Work to be completed
Restate all the entries exactly as they appear, apart from the pictures.

Web page and app entries
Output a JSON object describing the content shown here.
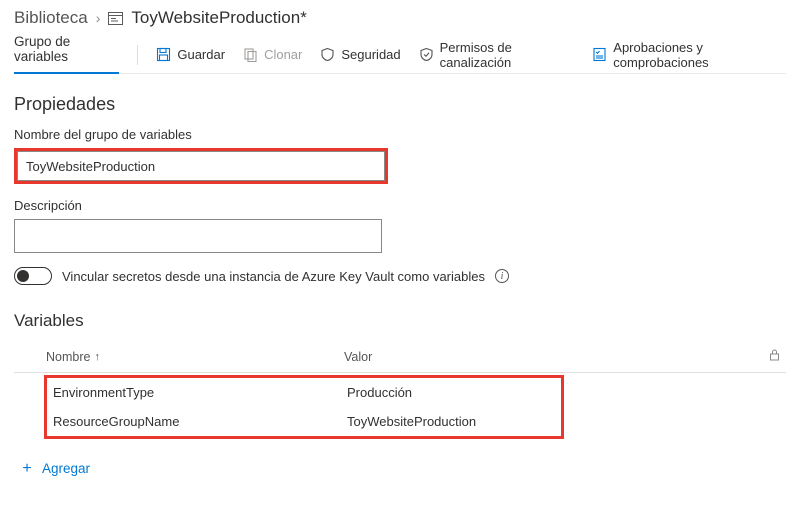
{
  "breadcrumb": {
    "root": "Biblioteca",
    "current": "ToyWebsiteProduction*"
  },
  "toolbar": {
    "pivot": "Grupo de variables",
    "save": "Guardar",
    "clone": "Clonar",
    "security": "Seguridad",
    "pipeline_permissions": "Permisos de canalización",
    "approvals": "Aprobaciones y comprobaciones"
  },
  "properties": {
    "heading": "Propiedades",
    "name_label": "Nombre del grupo de variables",
    "name_value": "ToyWebsiteProduction",
    "description_label": "Descripción",
    "description_value": "",
    "keyvault_toggle_label": "Vincular secretos desde una instancia de Azure Key Vault como variables"
  },
  "variables": {
    "heading": "Variables",
    "col_name": "Nombre",
    "col_value": "Valor",
    "rows": [
      {
        "name": "EnvironmentType",
        "value": "Producción"
      },
      {
        "name": "ResourceGroupName",
        "value": "ToyWebsiteProduction"
      }
    ],
    "add_label": "Agregar"
  }
}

Written solution
Output a JSON object describing the content shown here.
{
  "breadcrumb": {
    "root": "Biblioteca",
    "current": "ToyWebsiteProduction*"
  },
  "toolbar": {
    "pivot": "Grupo de variables",
    "save": "Guardar",
    "clone": "Clonar",
    "security": "Seguridad",
    "pipeline_permissions": "Permisos de canalización",
    "approvals": "Aprobaciones y comprobaciones"
  },
  "properties": {
    "heading": "Propiedades",
    "name_label": "Nombre del grupo de variables",
    "name_value": "ToyWebsiteProduction",
    "description_label": "Descripción",
    "description_value": "",
    "keyvault_toggle_label": "Vincular secretos desde una instancia de Azure Key Vault como variables"
  },
  "variables": {
    "heading": "Variables",
    "col_name": "Nombre",
    "col_value": "Valor",
    "rows": [
      {
        "name": "EnvironmentType",
        "value": "Producción"
      },
      {
        "name": "ResourceGroupName",
        "value": "ToyWebsiteProduction"
      }
    ],
    "add_label": "Agregar"
  }
}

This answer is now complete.